> [Directions for this task]:
Every line of the material needs an exact copy, apart from the images.

•••

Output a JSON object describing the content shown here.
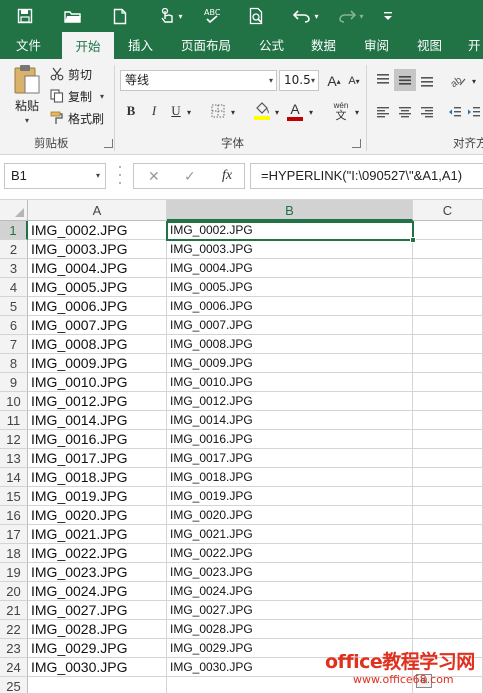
{
  "quick_access": {
    "icons": [
      "save-icon",
      "open-folder-icon",
      "new-file-icon",
      "touch-mode-icon",
      "spelling-icon",
      "print-preview-icon",
      "undo-icon",
      "redo-icon",
      "customize-icon"
    ]
  },
  "tabs": [
    {
      "label": "文件",
      "active": false
    },
    {
      "label": "开始",
      "active": true
    },
    {
      "label": "插入",
      "active": false
    },
    {
      "label": "页面布局",
      "active": false
    },
    {
      "label": "公式",
      "active": false
    },
    {
      "label": "数据",
      "active": false
    },
    {
      "label": "审阅",
      "active": false
    },
    {
      "label": "视图",
      "active": false
    },
    {
      "label": "开",
      "active": false
    }
  ],
  "ribbon": {
    "clipboard": {
      "paste_label": "粘贴",
      "cut_label": "剪切",
      "copy_label": "复制",
      "format_painter_label": "格式刷",
      "group_label": "剪贴板"
    },
    "font": {
      "font_name": "等线",
      "font_size": "10.5",
      "grow_label": "A",
      "shrink_label": "A",
      "bold_label": "B",
      "italic_label": "I",
      "underline_label": "U",
      "font_color_label": "A",
      "phonetic_label": "wén",
      "group_label": "字体",
      "accent_font_color": "#c00000",
      "accent_highlight": "#ffff00"
    },
    "alignment": {
      "group_label": "对齐方"
    }
  },
  "formula_bar": {
    "name_box": "B1",
    "cancel_label": "✕",
    "enter_label": "✓",
    "fx_label": "fx",
    "formula": "=HYPERLINK(\"I:\\090527\\\"&A1,A1)"
  },
  "grid": {
    "columns": [
      "A",
      "B",
      "C"
    ],
    "selected_column": "B",
    "active_cell": "B1",
    "rows": [
      {
        "num": "1",
        "a": "IMG_0002.JPG",
        "b": "IMG_0002.JPG"
      },
      {
        "num": "2",
        "a": "IMG_0003.JPG",
        "b": "IMG_0003.JPG"
      },
      {
        "num": "3",
        "a": "IMG_0004.JPG",
        "b": "IMG_0004.JPG"
      },
      {
        "num": "4",
        "a": "IMG_0005.JPG",
        "b": "IMG_0005.JPG"
      },
      {
        "num": "5",
        "a": "IMG_0006.JPG",
        "b": "IMG_0006.JPG"
      },
      {
        "num": "6",
        "a": "IMG_0007.JPG",
        "b": "IMG_0007.JPG"
      },
      {
        "num": "7",
        "a": "IMG_0008.JPG",
        "b": "IMG_0008.JPG"
      },
      {
        "num": "8",
        "a": "IMG_0009.JPG",
        "b": "IMG_0009.JPG"
      },
      {
        "num": "9",
        "a": "IMG_0010.JPG",
        "b": "IMG_0010.JPG"
      },
      {
        "num": "10",
        "a": "IMG_0012.JPG",
        "b": "IMG_0012.JPG"
      },
      {
        "num": "11",
        "a": "IMG_0014.JPG",
        "b": "IMG_0014.JPG"
      },
      {
        "num": "12",
        "a": "IMG_0016.JPG",
        "b": "IMG_0016.JPG"
      },
      {
        "num": "13",
        "a": "IMG_0017.JPG",
        "b": "IMG_0017.JPG"
      },
      {
        "num": "14",
        "a": "IMG_0018.JPG",
        "b": "IMG_0018.JPG"
      },
      {
        "num": "15",
        "a": "IMG_0019.JPG",
        "b": "IMG_0019.JPG"
      },
      {
        "num": "16",
        "a": "IMG_0020.JPG",
        "b": "IMG_0020.JPG"
      },
      {
        "num": "17",
        "a": "IMG_0021.JPG",
        "b": "IMG_0021.JPG"
      },
      {
        "num": "18",
        "a": "IMG_0022.JPG",
        "b": "IMG_0022.JPG"
      },
      {
        "num": "19",
        "a": "IMG_0023.JPG",
        "b": "IMG_0023.JPG"
      },
      {
        "num": "20",
        "a": "IMG_0024.JPG",
        "b": "IMG_0024.JPG"
      },
      {
        "num": "21",
        "a": "IMG_0027.JPG",
        "b": "IMG_0027.JPG"
      },
      {
        "num": "22",
        "a": "IMG_0028.JPG",
        "b": "IMG_0028.JPG"
      },
      {
        "num": "23",
        "a": "IMG_0029.JPG",
        "b": "IMG_0029.JPG"
      },
      {
        "num": "24",
        "a": "IMG_0030.JPG",
        "b": "IMG_0030.JPG"
      },
      {
        "num": "25",
        "a": "",
        "b": ""
      }
    ]
  },
  "watermark": {
    "main": "office教程学习网",
    "sub": "www.office68.com"
  },
  "colors": {
    "brand": "#217346",
    "ribbon_bg": "#f3f3f3",
    "watermark": "#e0301e"
  }
}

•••

> [Solved problem]:
Output a JSON object describing the content shown here.
{
  "quick_access": {
    "icons": [
      "save-icon",
      "open-folder-icon",
      "new-file-icon",
      "touch-mode-icon",
      "spelling-icon",
      "print-preview-icon",
      "undo-icon",
      "redo-icon",
      "customize-icon"
    ]
  },
  "tabs": [
    {
      "label": "文件",
      "active": false
    },
    {
      "label": "开始",
      "active": true
    },
    {
      "label": "插入",
      "active": false
    },
    {
      "label": "页面布局",
      "active": false
    },
    {
      "label": "公式",
      "active": false
    },
    {
      "label": "数据",
      "active": false
    },
    {
      "label": "审阅",
      "active": false
    },
    {
      "label": "视图",
      "active": false
    },
    {
      "label": "开",
      "active": false
    }
  ],
  "ribbon": {
    "clipboard": {
      "paste_label": "粘贴",
      "cut_label": "剪切",
      "copy_label": "复制",
      "format_painter_label": "格式刷",
      "group_label": "剪贴板"
    },
    "font": {
      "font_name": "等线",
      "font_size": "10.5",
      "grow_label": "A",
      "shrink_label": "A",
      "bold_label": "B",
      "italic_label": "I",
      "underline_label": "U",
      "font_color_label": "A",
      "phonetic_label": "wén",
      "group_label": "字体",
      "accent_font_color": "#c00000",
      "accent_highlight": "#ffff00"
    },
    "alignment": {
      "group_label": "对齐方"
    }
  },
  "formula_bar": {
    "name_box": "B1",
    "cancel_label": "✕",
    "enter_label": "✓",
    "fx_label": "fx",
    "formula": "=HYPERLINK(\"I:\\090527\\\"&A1,A1)"
  },
  "grid": {
    "columns": [
      "A",
      "B",
      "C"
    ],
    "selected_column": "B",
    "active_cell": "B1",
    "rows": [
      {
        "num": "1",
        "a": "IMG_0002.JPG",
        "b": "IMG_0002.JPG"
      },
      {
        "num": "2",
        "a": "IMG_0003.JPG",
        "b": "IMG_0003.JPG"
      },
      {
        "num": "3",
        "a": "IMG_0004.JPG",
        "b": "IMG_0004.JPG"
      },
      {
        "num": "4",
        "a": "IMG_0005.JPG",
        "b": "IMG_0005.JPG"
      },
      {
        "num": "5",
        "a": "IMG_0006.JPG",
        "b": "IMG_0006.JPG"
      },
      {
        "num": "6",
        "a": "IMG_0007.JPG",
        "b": "IMG_0007.JPG"
      },
      {
        "num": "7",
        "a": "IMG_0008.JPG",
        "b": "IMG_0008.JPG"
      },
      {
        "num": "8",
        "a": "IMG_0009.JPG",
        "b": "IMG_0009.JPG"
      },
      {
        "num": "9",
        "a": "IMG_0010.JPG",
        "b": "IMG_0010.JPG"
      },
      {
        "num": "10",
        "a": "IMG_0012.JPG",
        "b": "IMG_0012.JPG"
      },
      {
        "num": "11",
        "a": "IMG_0014.JPG",
        "b": "IMG_0014.JPG"
      },
      {
        "num": "12",
        "a": "IMG_0016.JPG",
        "b": "IMG_0016.JPG"
      },
      {
        "num": "13",
        "a": "IMG_0017.JPG",
        "b": "IMG_0017.JPG"
      },
      {
        "num": "14",
        "a": "IMG_0018.JPG",
        "b": "IMG_0018.JPG"
      },
      {
        "num": "15",
        "a": "IMG_0019.JPG",
        "b": "IMG_0019.JPG"
      },
      {
        "num": "16",
        "a": "IMG_0020.JPG",
        "b": "IMG_0020.JPG"
      },
      {
        "num": "17",
        "a": "IMG_0021.JPG",
        "b": "IMG_0021.JPG"
      },
      {
        "num": "18",
        "a": "IMG_0022.JPG",
        "b": "IMG_0022.JPG"
      },
      {
        "num": "19",
        "a": "IMG_0023.JPG",
        "b": "IMG_0023.JPG"
      },
      {
        "num": "20",
        "a": "IMG_0024.JPG",
        "b": "IMG_0024.JPG"
      },
      {
        "num": "21",
        "a": "IMG_0027.JPG",
        "b": "IMG_0027.JPG"
      },
      {
        "num": "22",
        "a": "IMG_0028.JPG",
        "b": "IMG_0028.JPG"
      },
      {
        "num": "23",
        "a": "IMG_0029.JPG",
        "b": "IMG_0029.JPG"
      },
      {
        "num": "24",
        "a": "IMG_0030.JPG",
        "b": "IMG_0030.JPG"
      },
      {
        "num": "25",
        "a": "",
        "b": ""
      }
    ]
  },
  "watermark": {
    "main": "office教程学习网",
    "sub": "www.office68.com"
  },
  "colors": {
    "brand": "#217346",
    "ribbon_bg": "#f3f3f3",
    "watermark": "#e0301e"
  }
}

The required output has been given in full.